Say the data back exactly as it is written below.

☆ ☆ ☆

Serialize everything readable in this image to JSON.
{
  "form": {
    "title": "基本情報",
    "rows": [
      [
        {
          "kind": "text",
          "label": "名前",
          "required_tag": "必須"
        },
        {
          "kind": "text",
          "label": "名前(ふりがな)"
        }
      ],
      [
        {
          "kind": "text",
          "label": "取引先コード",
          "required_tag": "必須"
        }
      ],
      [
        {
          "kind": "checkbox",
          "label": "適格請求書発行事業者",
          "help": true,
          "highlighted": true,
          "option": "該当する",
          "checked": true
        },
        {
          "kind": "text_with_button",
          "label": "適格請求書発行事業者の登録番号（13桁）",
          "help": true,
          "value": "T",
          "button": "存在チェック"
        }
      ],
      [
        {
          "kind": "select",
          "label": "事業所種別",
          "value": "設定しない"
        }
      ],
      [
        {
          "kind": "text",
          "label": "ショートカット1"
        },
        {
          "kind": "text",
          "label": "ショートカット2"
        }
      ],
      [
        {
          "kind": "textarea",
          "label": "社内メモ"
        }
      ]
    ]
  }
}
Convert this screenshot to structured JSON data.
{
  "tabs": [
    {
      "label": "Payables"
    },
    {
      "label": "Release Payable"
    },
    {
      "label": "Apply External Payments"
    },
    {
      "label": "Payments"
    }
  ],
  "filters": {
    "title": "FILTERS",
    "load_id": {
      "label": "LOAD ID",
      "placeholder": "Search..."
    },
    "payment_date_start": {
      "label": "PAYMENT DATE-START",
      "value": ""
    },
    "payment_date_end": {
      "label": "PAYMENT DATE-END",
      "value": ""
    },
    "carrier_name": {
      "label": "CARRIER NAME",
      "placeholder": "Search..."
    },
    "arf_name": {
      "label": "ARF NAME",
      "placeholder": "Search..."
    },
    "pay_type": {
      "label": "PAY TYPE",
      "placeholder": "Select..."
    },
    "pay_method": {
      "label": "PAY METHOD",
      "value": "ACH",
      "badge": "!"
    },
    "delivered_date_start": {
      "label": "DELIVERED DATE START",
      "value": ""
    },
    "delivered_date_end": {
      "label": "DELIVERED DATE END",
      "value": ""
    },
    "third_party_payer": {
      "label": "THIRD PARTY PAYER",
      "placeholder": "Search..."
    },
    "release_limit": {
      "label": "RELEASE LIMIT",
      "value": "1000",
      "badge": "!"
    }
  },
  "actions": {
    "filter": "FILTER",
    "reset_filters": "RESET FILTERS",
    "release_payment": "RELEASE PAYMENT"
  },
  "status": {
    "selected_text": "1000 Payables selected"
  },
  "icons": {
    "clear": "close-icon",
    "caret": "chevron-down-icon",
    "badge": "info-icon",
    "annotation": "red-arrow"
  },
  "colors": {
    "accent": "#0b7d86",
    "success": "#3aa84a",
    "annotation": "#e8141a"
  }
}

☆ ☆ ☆

### OUTPUT OF THE EXERCISE:
Serialize everything readable in this image to JSON.
{
  "form": {
    "title": "基本情報",
    "rows": [
      [
        {
          "kind": "text",
          "label": "名前",
          "required_tag": "必須"
        },
        {
          "kind": "text",
          "label": "名前(ふりがな)"
        }
      ],
      [
        {
          "kind": "text",
          "label": "取引先コード",
          "required_tag": "必須"
        }
      ],
      [
        {
          "kind": "checkbox",
          "label": "適格請求書発行事業者",
          "help": true,
          "highlighted": true,
          "option": "該当する",
          "checked": true
        },
        {
          "kind": "text_with_button",
          "label": "適格請求書発行事業者の登録番号（13桁）",
          "help": true,
          "value": "T",
          "button": "存在チェック"
        }
      ],
      [
        {
          "kind": "select",
          "label": "事業所種別",
          "value": "設定しない"
        }
      ],
      [
        {
          "kind": "text",
          "label": "ショートカット1"
        },
        {
          "kind": "text",
          "label": "ショートカット2"
        }
      ],
      [
        {
          "kind": "textarea",
          "label": "社内メモ"
        }
      ]
    ]
  }
}
Convert this screenshot to structured JSON data.
{
  "tabs": [
    {
      "label": "Payables"
    },
    {
      "label": "Release Payable"
    },
    {
      "label": "Apply External Payments"
    },
    {
      "label": "Payments"
    }
  ],
  "filters": {
    "title": "FILTERS",
    "load_id": {
      "label": "LOAD ID",
      "placeholder": "Search..."
    },
    "payment_date_start": {
      "label": "PAYMENT DATE-START",
      "value": ""
    },
    "payment_date_end": {
      "label": "PAYMENT DATE-END",
      "value": ""
    },
    "carrier_name": {
      "label": "CARRIER NAME",
      "placeholder": "Search..."
    },
    "arf_name": {
      "label": "ARF NAME",
      "placeholder": "Search..."
    },
    "pay_type": {
      "label": "PAY TYPE",
      "placeholder": "Select..."
    },
    "pay_method": {
      "label": "PAY METHOD",
      "value": "ACH",
      "badge": "!"
    },
    "delivered_date_start": {
      "label": "DELIVERED DATE START",
      "value": ""
    },
    "delivered_date_end": {
      "label": "DELIVERED DATE END",
      "value": ""
    },
    "third_party_payer": {
      "label": "THIRD PARTY PAYER",
      "placeholder": "Search..."
    },
    "release_limit": {
      "label": "RELEASE LIMIT",
      "value": "1000",
      "badge": "!"
    }
  },
  "actions": {
    "filter": "FILTER",
    "reset_filters": "RESET FILTERS",
    "release_payment": "RELEASE PAYMENT"
  },
  "status": {
    "selected_text": "1000 Payables selected"
  },
  "icons": {
    "clear": "close-icon",
    "caret": "chevron-down-icon",
    "badge": "info-icon",
    "annotation": "red-arrow"
  },
  "colors": {
    "accent": "#0b7d86",
    "success": "#3aa84a",
    "annotation": "#e8141a"
  }
}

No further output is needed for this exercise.